Sunday, April 29, 2007

Stellar Evolution: The Effects of Convection

In my first post in this series on stellar evolution, I set up the basic model of how stars live, and die. The next two posts looked at theoretical models and showed that they can reproduce where stars should and should not be on the H-R diagram reasonably well.

One thing that, until now, I haven’t mentioned is another important process that occurs in stars and allows for another important set of tests for stellar evolution. That process is convection. For various masses of stars, convection occurs at different places in the star. In our own sun, we know this occurs on the surface. We can see this in the form of granules (from SVST).

But convection doesn’t always have to occur at the surface. In other stars, convection may occur in the cores, or somewhere in between. In some cases, the whole star may be convective!

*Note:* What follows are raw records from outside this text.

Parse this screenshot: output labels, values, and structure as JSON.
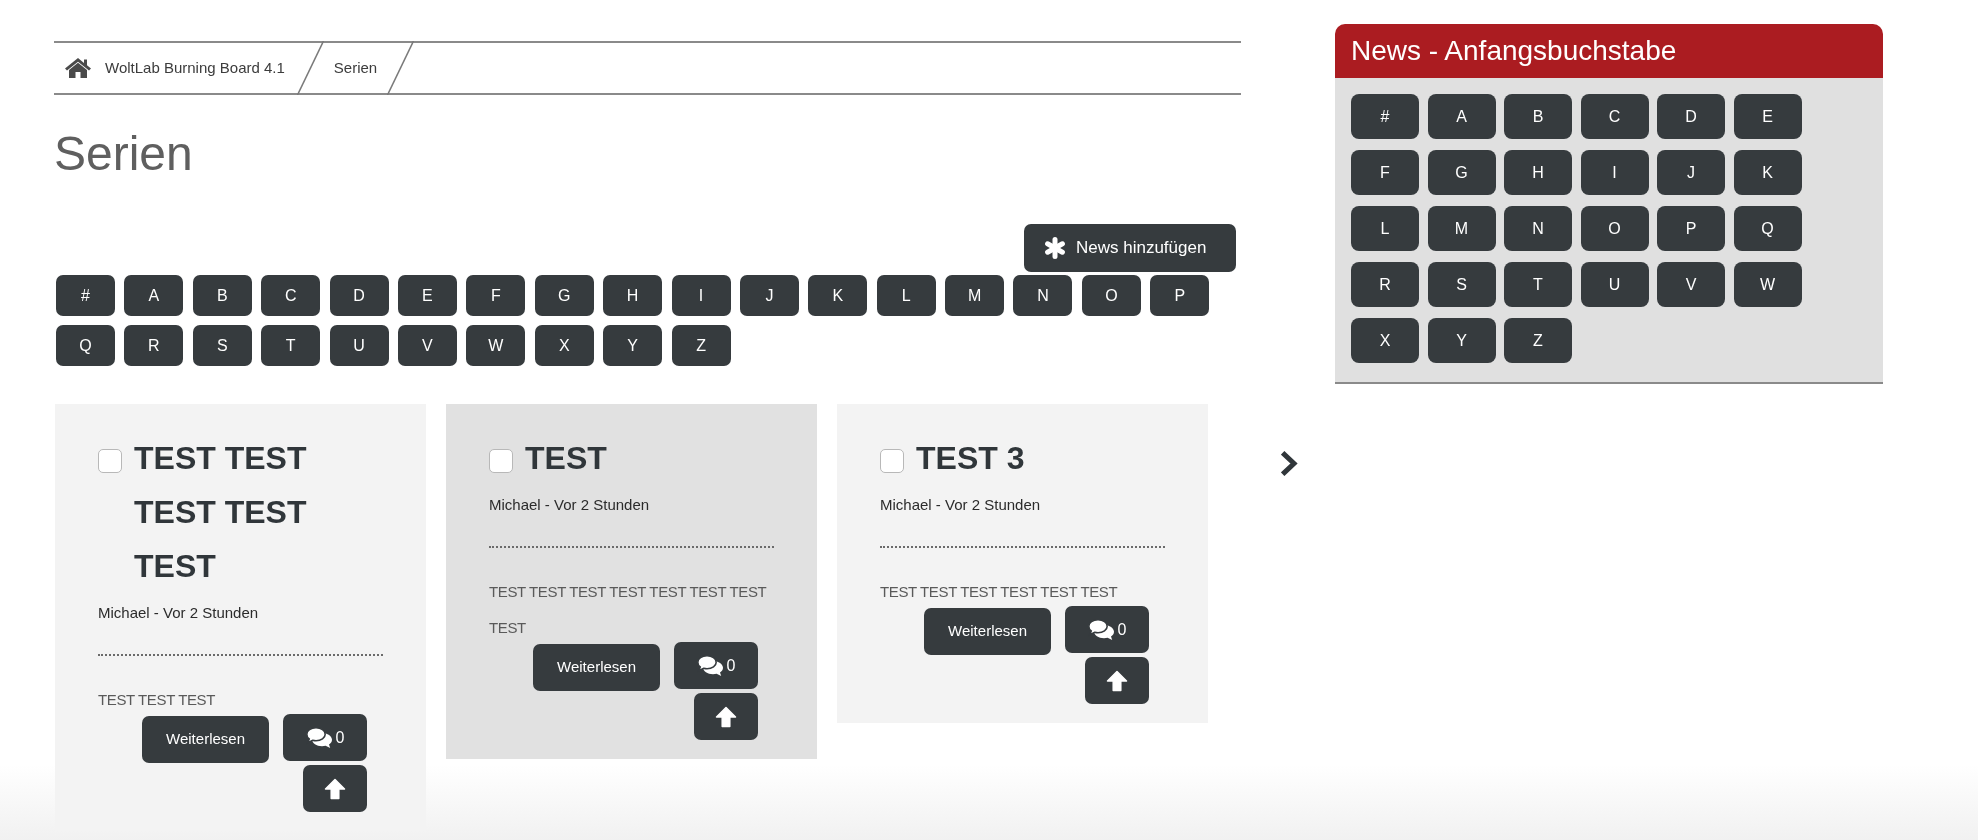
{
  "breadcrumb": [
    {
      "kind": "home",
      "label": "WoltLab Burning Board 4.1"
    },
    {
      "kind": "page",
      "label": "Serien"
    }
  ],
  "page_title": "Serien",
  "add_button": {
    "label": "News hinzufügen"
  },
  "letter_filter": [
    "#",
    "A",
    "B",
    "C",
    "D",
    "E",
    "F",
    "G",
    "H",
    "I",
    "J",
    "K",
    "L",
    "M",
    "N",
    "O",
    "P",
    "Q",
    "R",
    "S",
    "T",
    "U",
    "V",
    "W",
    "X",
    "Y",
    "Z"
  ],
  "cards": [
    {
      "title": "TEST TEST TEST TEST TEST",
      "checked": false,
      "highlighted": false,
      "meta": "Michael - Vor 2 Stunden",
      "excerpt": "TEST TEST TEST",
      "read_more": "Weiterlesen",
      "comments": "0"
    },
    {
      "title": "TEST",
      "checked": false,
      "highlighted": true,
      "meta": "Michael - Vor 2 Stunden",
      "excerpt": "TEST TEST TEST TEST TEST TEST TEST TEST",
      "read_more": "Weiterlesen",
      "comments": "0"
    },
    {
      "title": "TEST 3",
      "checked": false,
      "highlighted": false,
      "meta": "Michael - Vor 2 Stunden",
      "excerpt": "TEST TEST TEST TEST TEST TEST",
      "read_more": "Weiterlesen",
      "comments": "0"
    }
  ],
  "sidebar": {
    "title": "News - Anfangsbuchstabe",
    "letters": [
      "#",
      "A",
      "B",
      "C",
      "D",
      "E",
      "F",
      "G",
      "H",
      "I",
      "J",
      "K",
      "L",
      "M",
      "N",
      "O",
      "P",
      "Q",
      "R",
      "S",
      "T",
      "U",
      "V",
      "W",
      "X",
      "Y",
      "Z"
    ]
  }
}
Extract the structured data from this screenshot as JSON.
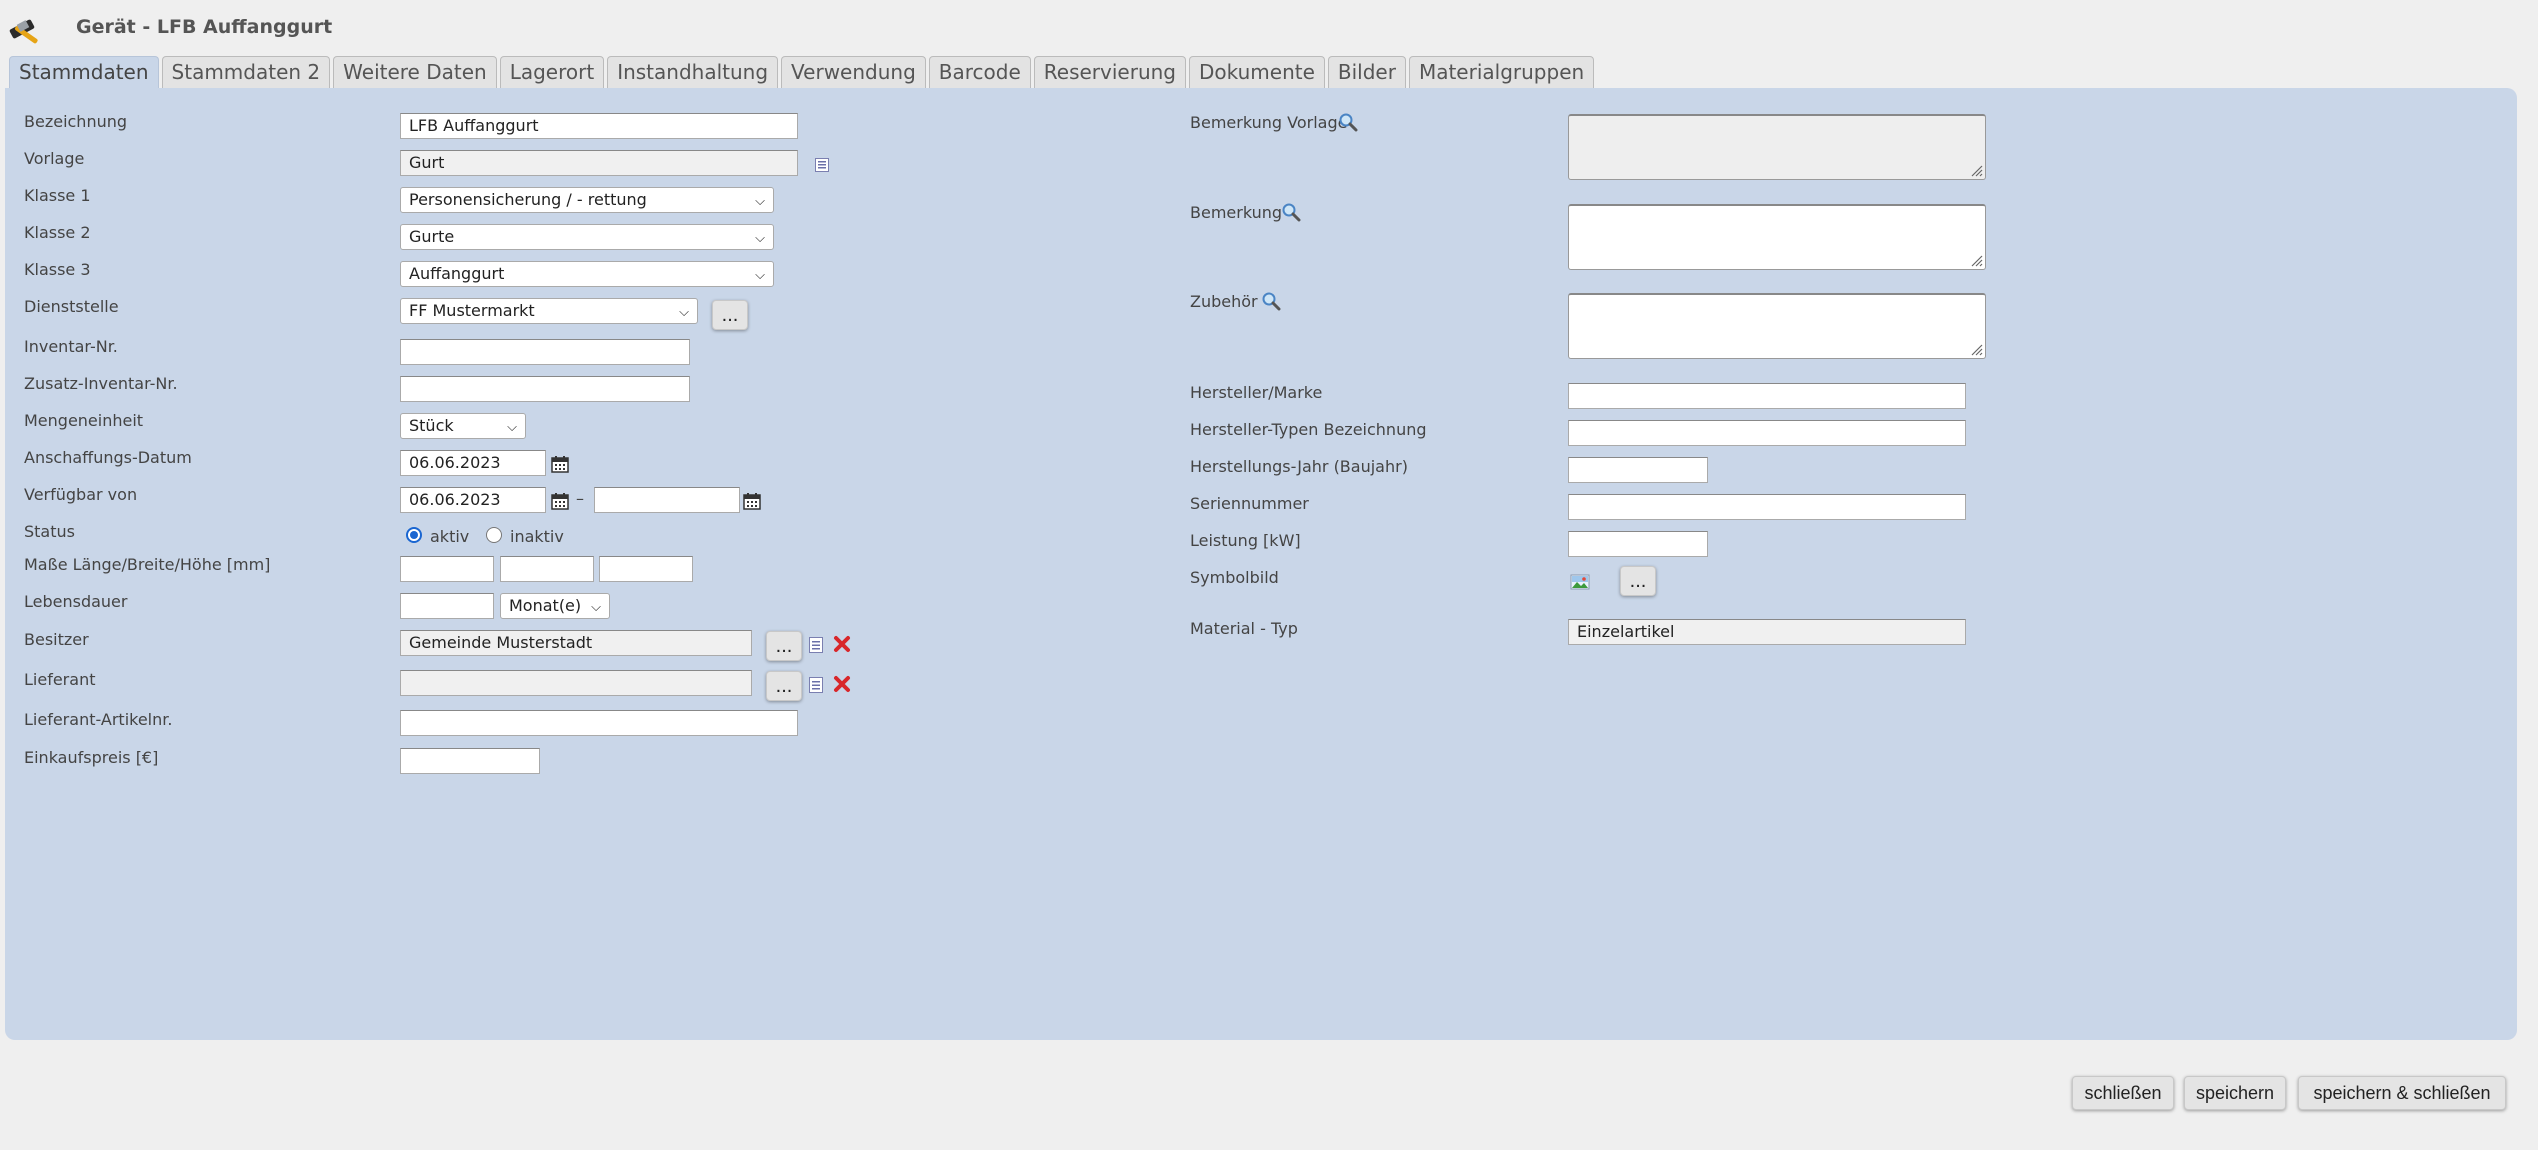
{
  "window": {
    "title": "Gerät - LFB Auffanggurt",
    "icon": "hammer-icon"
  },
  "tabs": [
    {
      "label": "Stammdaten",
      "active": true
    },
    {
      "label": "Stammdaten 2"
    },
    {
      "label": "Weitere Daten"
    },
    {
      "label": "Lagerort"
    },
    {
      "label": "Instandhaltung"
    },
    {
      "label": "Verwendung"
    },
    {
      "label": "Barcode"
    },
    {
      "label": "Reservierung"
    },
    {
      "label": "Dokumente"
    },
    {
      "label": "Bilder"
    },
    {
      "label": "Materialgruppen"
    }
  ],
  "left": {
    "bezeichnung": {
      "label": "Bezeichnung",
      "value": "LFB Auffanggurt"
    },
    "vorlage": {
      "label": "Vorlage",
      "value": "Gurt"
    },
    "klasse1": {
      "label": "Klasse 1",
      "value": "Personensicherung / - rettung"
    },
    "klasse2": {
      "label": "Klasse 2",
      "value": "Gurte"
    },
    "klasse3": {
      "label": "Klasse 3",
      "value": "Auffanggurt"
    },
    "dienststelle": {
      "label": "Dienststelle",
      "value": "FF Mustermarkt"
    },
    "inventar": {
      "label": "Inventar-Nr.",
      "value": ""
    },
    "zusatz_inventar": {
      "label": "Zusatz-Inventar-Nr.",
      "value": ""
    },
    "mengeneinheit": {
      "label": "Mengeneinheit",
      "value": "Stück"
    },
    "anschaffung": {
      "label": "Anschaffungs-Datum",
      "value": "06.06.2023"
    },
    "verfuegbar": {
      "label": "Verfügbar von",
      "from": "06.06.2023",
      "to": "",
      "separator": "–"
    },
    "status": {
      "label": "Status",
      "options": [
        "aktiv",
        "inaktiv"
      ],
      "selected": "aktiv"
    },
    "masse": {
      "label": "Maße Länge/Breite/Höhe [mm]",
      "laenge": "",
      "breite": "",
      "hoehe": ""
    },
    "lebensdauer": {
      "label": "Lebensdauer",
      "value": "",
      "unit": "Monat(e)"
    },
    "besitzer": {
      "label": "Besitzer",
      "value": "Gemeinde Musterstadt"
    },
    "lieferant": {
      "label": "Lieferant",
      "value": ""
    },
    "lieferant_artikel": {
      "label": "Lieferant-Artikelnr.",
      "value": ""
    },
    "einkaufspreis": {
      "label": "Einkaufspreis [€]",
      "value": ""
    }
  },
  "right": {
    "bemerkung_vorlage": {
      "label": "Bemerkung Vorlage",
      "value": ""
    },
    "bemerkung": {
      "label": "Bemerkung",
      "value": ""
    },
    "zubehoer": {
      "label": "Zubehör",
      "value": ""
    },
    "hersteller": {
      "label": "Hersteller/Marke",
      "value": ""
    },
    "hersteller_typ": {
      "label": "Hersteller-Typen Bezeichnung",
      "value": ""
    },
    "herstellungsjahr": {
      "label": "Herstellungs-Jahr (Baujahr)",
      "value": ""
    },
    "seriennummer": {
      "label": "Seriennummer",
      "value": ""
    },
    "leistung": {
      "label": "Leistung [kW]",
      "value": ""
    },
    "symbolbild": {
      "label": "Symbolbild"
    },
    "material_typ": {
      "label": "Material - Typ",
      "value": "Einzelartikel"
    }
  },
  "common": {
    "ellipsis": "..."
  },
  "footer": {
    "close": "schließen",
    "save": "speichern",
    "save_close": "speichern & schließen"
  },
  "colors": {
    "panel": "#c9d6e8",
    "delete_red": "#d8262a",
    "radio_blue": "#1a66d1"
  }
}
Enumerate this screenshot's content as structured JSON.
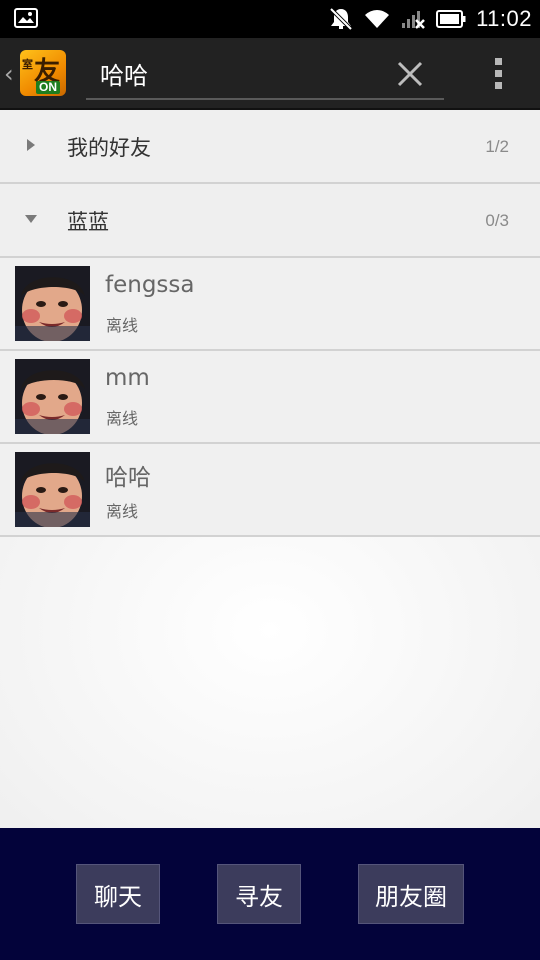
{
  "status_bar": {
    "time": "11:02",
    "icons": [
      "image-icon",
      "mute-icon",
      "wifi-icon",
      "signal-icon",
      "battery-icon"
    ]
  },
  "action_bar": {
    "back_icon": "chevron-left-icon",
    "logo_text_main": "友",
    "logo_text_small": "室",
    "logo_text_badge": "ON",
    "search_value": "哈哈",
    "clear_icon": "close-icon",
    "menu_icon": "overflow-menu-icon"
  },
  "groups": [
    {
      "name": "我的好友",
      "count": "1/2",
      "expanded": false
    },
    {
      "name": "蓝蓝",
      "count": "0/3",
      "expanded": true
    }
  ],
  "friends": [
    {
      "name": "fengssa",
      "status": "离线"
    },
    {
      "name": "mm",
      "status": "离线"
    },
    {
      "name": "哈哈",
      "status": "离线"
    }
  ],
  "bottom_tabs": [
    {
      "label": "聊天"
    },
    {
      "label": "寻友"
    },
    {
      "label": "朋友圈"
    }
  ],
  "colors": {
    "action_bar_bg": "#222222",
    "bottom_bar_bg": "#03033a",
    "tab_button_bg": "#3c3c5c",
    "list_bg": "#efefef"
  }
}
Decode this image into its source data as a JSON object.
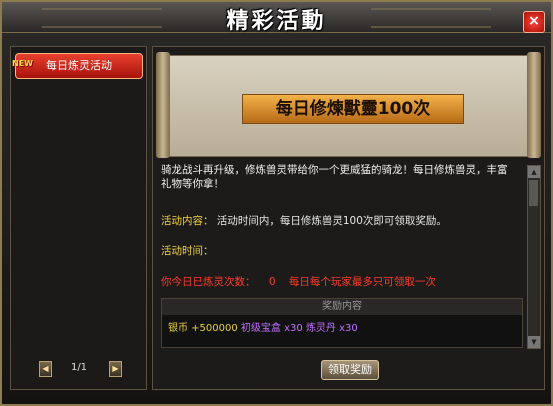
{
  "window": {
    "title": "精彩活動",
    "close_symbol": "×"
  },
  "sidebar": {
    "items": [
      {
        "label": "每日炼灵活动",
        "badge": "NEW"
      }
    ],
    "pager": {
      "prev_symbol": "◀",
      "next_symbol": "▶",
      "page": "1/1"
    }
  },
  "banner": {
    "title": "每日修煉獸靈100次"
  },
  "content": {
    "description": "骑龙战斗再升级，修炼兽灵带给你一个更威猛的骑龙！每日修炼兽灵，丰富礼物等你拿！",
    "activity_label": "活动内容：",
    "activity_text": "活动时间内，每日修炼兽灵100次即可领取奖励。",
    "time_label": "活动时间：",
    "time_text": "",
    "count_label": "你今日已炼灵次数：",
    "count_value": "0",
    "limit_text": "每日每个玩家最多只可领取一次"
  },
  "rewards": {
    "header": "奖励内容",
    "items": [
      {
        "text": "银币 +500000",
        "color": "#e8d040"
      },
      {
        "text": "初级宝盒 x30",
        "color": "#c070ff"
      },
      {
        "text": "炼灵丹 x30",
        "color": "#c070ff"
      }
    ]
  },
  "claim_button": "领取奖励",
  "colors": {
    "accent_red": "#e8402e",
    "label_yellow": "#f0d040",
    "count_red": "#ff3a2a",
    "frame_gold": "#8f7b52"
  }
}
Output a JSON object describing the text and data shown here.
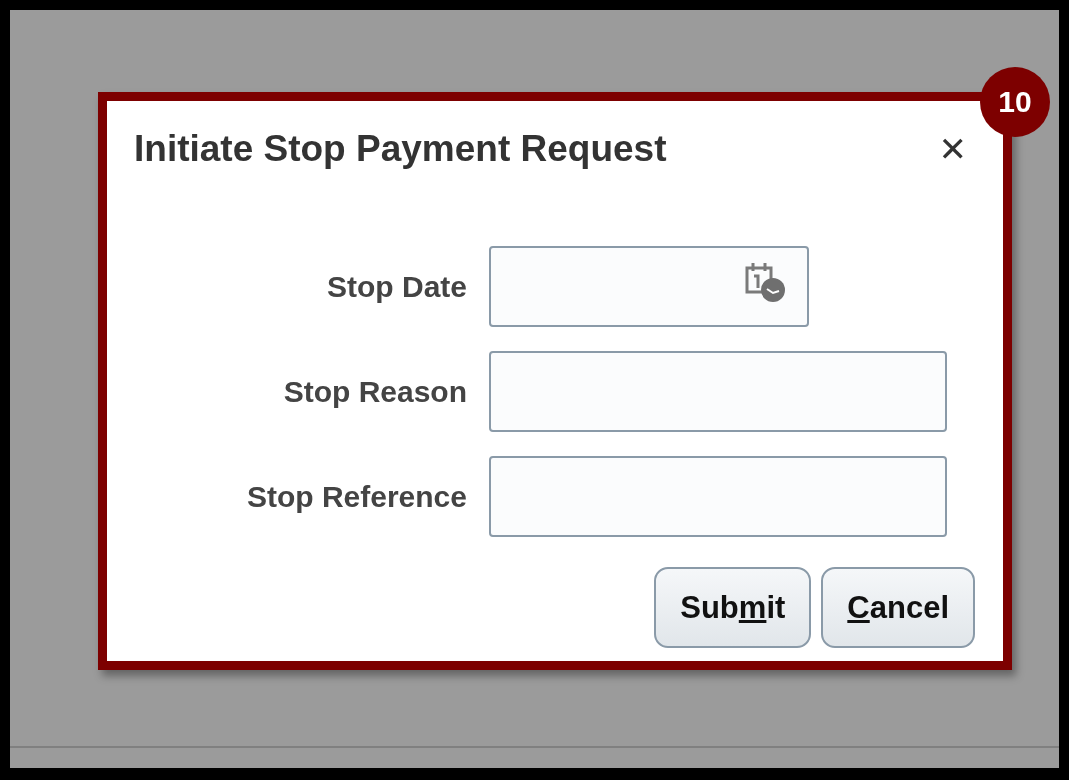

Convection tends to occur when radiative processes (photons traveling through space) are insufficient to carry the energy of the star towards the surface. This would be due to things such as the density getting sufficiently high that the photons just can’t get anywhere before being reabsorbed or scattered off in a random direction (possibly back towards the center of the star). Another thing models tell us is that the properties which determine how effective radiative transport is, will change over time. This, in turn, means that convection will start and stop at various points throughout the stars lifetime.

When observing stars, it should go without saying that the only thing that we directly observe is whatever is on the surface. Convection is important because it can dig down into the star and bring up material from deeper down, or carry fresh material down closer to the core where temperatures are hotter. In the case of some special elements, this can destroy them.

By comparing these predictions of abundances of elements in various phases of a stars life to observations, we can get another test of on stellar evolution.

The first case, in which different material is brought to the surface, occurs when convection digs deep enough into a star that it encounters a layer in the star’s interior that had previously been subject to fusion. Since fusion creates heavier elements than what would be present on the surface, the convection would make this visible as it brings it up. This process is known as “dredging”.

Dredging may occur at several points after a star leaves the main sequence. The first occurs shortly before the onset of helium fusion in the core of stars while the star is in the red giant phase.

So what we can do is look at stars on the evolutionary tracks I mentioned in the previous post, and compare the ratios of abundances before and after this dredge up phase. What we should see, if the theory is correct, is an increase in certain heavier elements. And not only that, models should also be able to predict, fairly well, how much those ratios should change.

In this first dredge up, one of the most notable changes will be the ratio of C13 to C12. In the second dredge up phase, models predict that there will be increases in He and N content. Sufficiently massive stars should also undergo a third dredge up, in which carbon and oxygen will be brought up.

All of these changes have been confirmed observationally, and within reasonably amounts, they conform to the predicted ratios. As should be expected, some variation is inevitable due to difference in initial abundances.

But, as I mentioned earlier, increasing surface abundances isn’t the only effect that periods of convection should have. Certain elements, if subjected to convection should be destroyed. Lithium is the most prominent in this case.

Since lithium isn’t something that’s readily created, the amount stars start off with is pretty much all they’re ever going to get. Lithium is also fairly easily destroyed at higher temperatures. The surfaces of most stars aren’t quite hot enough to do so, but if lithium is pulled down to depths where temperatures are hotter through convection, then the surface abundance of lithium will be depleted. Again, models predict at what phases in evolution we should begin seeing lithium depletion, and again, they’re reasonably accurate.

So let’s quickly what we’ve discovered in this series thus far: First off, evolutionary models predict where we should and should not see stars on the H-R diagram. They match where they will speed along, and when they’ll clump. In this post, we’ve explored how models also predict and match chemical abundances throughout the evolutionary process.

In future posts, we’ll explore even more tests of these models to ensure that they do indeed conform to reality.

4 comments:

Stephen said...

Do current models give us a clue why stars smaller than the Sun convect enough to refuel their core, while the Sun does not?

Jon Voisey said...

Low mass stars are compleltely convective which pulls fresh material into their cores.

Thomas said...

How does this dredging affect the color spectra of the stars in question and, given that effect, how do we know with any certainty what the elemental composition of a given star is?

Jon Voisey said...

Chemical compositions are observed via absorption lines within spectra. For more information on that topic, I'll refer you to this post from last summer.

What we notice is that there is a distinct difference along the evolutionary tracks I mentioned earlier, when comparing points before and after dredging should occur.

As for your question of how certain this measurement technique is, I would say that is is extremely accurate. There are, of course mitigating factors, such as additional absorption on the way, there, but such things are taken into consideration, and corrected for. As such, the process is much the same as spectrography used in labs all over earth to obtain the chemical composition of materials (although those usually rely on emission line spectra and not absorption lines).